Coming across an article on the BBC website last week set me aback a bit. It describes a camera that prints out a description of what it has just taken a picture of. “What kind of witchery is this?” I hear you ask. Well it’s both much simpler and potentially more world changing than it appears at first hearing.
Much like the original Mechanical Turk, which purported to be a chess playing machine or engine, but transpired (cf. Oz, Wizard thereof) to be operated by a concealed person, there are people supplying the real smarts.
What happens when a picture is taken is that it is uploaded to an internet address. Monitoring that address is an amazon service called amazon mechanical turk which is like a task brokerage. People who have signed on to the service are passed HITs (Human Intelligence Tasks) such as the photo and perform the required task, in this case providing a brief description of the picture. For this the taker of the picture pays a small sum (In this case $1.25 per shot). This seems reasonably cheap to me as long as the picture is delivered fairly quickly (Within a couple of minutes say).
For the person doing the task, who needs a seat in an internet cafe and a reasonable command of english (Or the client’s required language), lets say it’s a dollar for a couple of minutes work after amazon has taken its cut. This compares very well with call centre work, in fact if you can keep a reasonably full in-tray and do say 20 an hour on average it’s pretty near average UK pay.

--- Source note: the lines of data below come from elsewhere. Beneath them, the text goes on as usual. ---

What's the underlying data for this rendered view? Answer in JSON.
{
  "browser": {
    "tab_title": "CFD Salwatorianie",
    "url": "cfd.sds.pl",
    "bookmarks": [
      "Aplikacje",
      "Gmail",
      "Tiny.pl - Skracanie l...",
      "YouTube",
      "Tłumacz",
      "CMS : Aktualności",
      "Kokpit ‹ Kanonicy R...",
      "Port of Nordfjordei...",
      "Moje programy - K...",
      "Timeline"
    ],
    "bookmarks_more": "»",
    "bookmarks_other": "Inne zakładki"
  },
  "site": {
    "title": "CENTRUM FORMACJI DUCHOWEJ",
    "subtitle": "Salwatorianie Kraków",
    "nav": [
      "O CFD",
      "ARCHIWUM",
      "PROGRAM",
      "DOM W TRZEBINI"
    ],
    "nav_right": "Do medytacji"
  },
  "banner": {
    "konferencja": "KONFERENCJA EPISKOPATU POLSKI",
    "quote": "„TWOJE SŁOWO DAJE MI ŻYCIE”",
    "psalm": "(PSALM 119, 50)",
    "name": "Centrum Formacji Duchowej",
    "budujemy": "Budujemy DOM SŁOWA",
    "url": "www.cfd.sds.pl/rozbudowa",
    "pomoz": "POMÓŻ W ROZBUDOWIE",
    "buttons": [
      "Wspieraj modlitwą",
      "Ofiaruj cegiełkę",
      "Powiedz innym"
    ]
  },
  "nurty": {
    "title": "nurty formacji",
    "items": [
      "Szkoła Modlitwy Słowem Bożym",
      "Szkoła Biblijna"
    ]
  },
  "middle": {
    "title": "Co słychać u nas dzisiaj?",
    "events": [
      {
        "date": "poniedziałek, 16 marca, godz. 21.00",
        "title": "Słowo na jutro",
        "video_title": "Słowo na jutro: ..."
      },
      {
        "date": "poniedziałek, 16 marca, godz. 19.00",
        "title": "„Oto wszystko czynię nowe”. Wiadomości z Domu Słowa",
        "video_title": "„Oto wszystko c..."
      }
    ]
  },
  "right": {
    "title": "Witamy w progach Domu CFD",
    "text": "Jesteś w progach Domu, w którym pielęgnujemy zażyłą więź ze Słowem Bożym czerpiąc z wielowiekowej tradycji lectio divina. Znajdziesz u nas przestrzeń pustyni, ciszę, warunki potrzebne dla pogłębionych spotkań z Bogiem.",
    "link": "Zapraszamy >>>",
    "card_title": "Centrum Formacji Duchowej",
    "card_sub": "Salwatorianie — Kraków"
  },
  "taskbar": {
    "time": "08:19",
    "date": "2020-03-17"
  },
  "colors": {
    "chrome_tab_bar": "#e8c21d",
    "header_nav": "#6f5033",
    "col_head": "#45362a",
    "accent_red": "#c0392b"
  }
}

The structure provided seems very promising to me, companies can acquire an ad-hoc workforce as large as they need, across time zones so providing 24 hour service without unsociable hours pay, without ever becoming employers or providing office space and equipment. Workers anywhere can work for very many employers, through a single point of contact, as much or as little as they wish. A transaction then takes place providing a service, regardless of international boundaries, to the satisfaction of two equal parties who have never met.
You can read the BBC article here.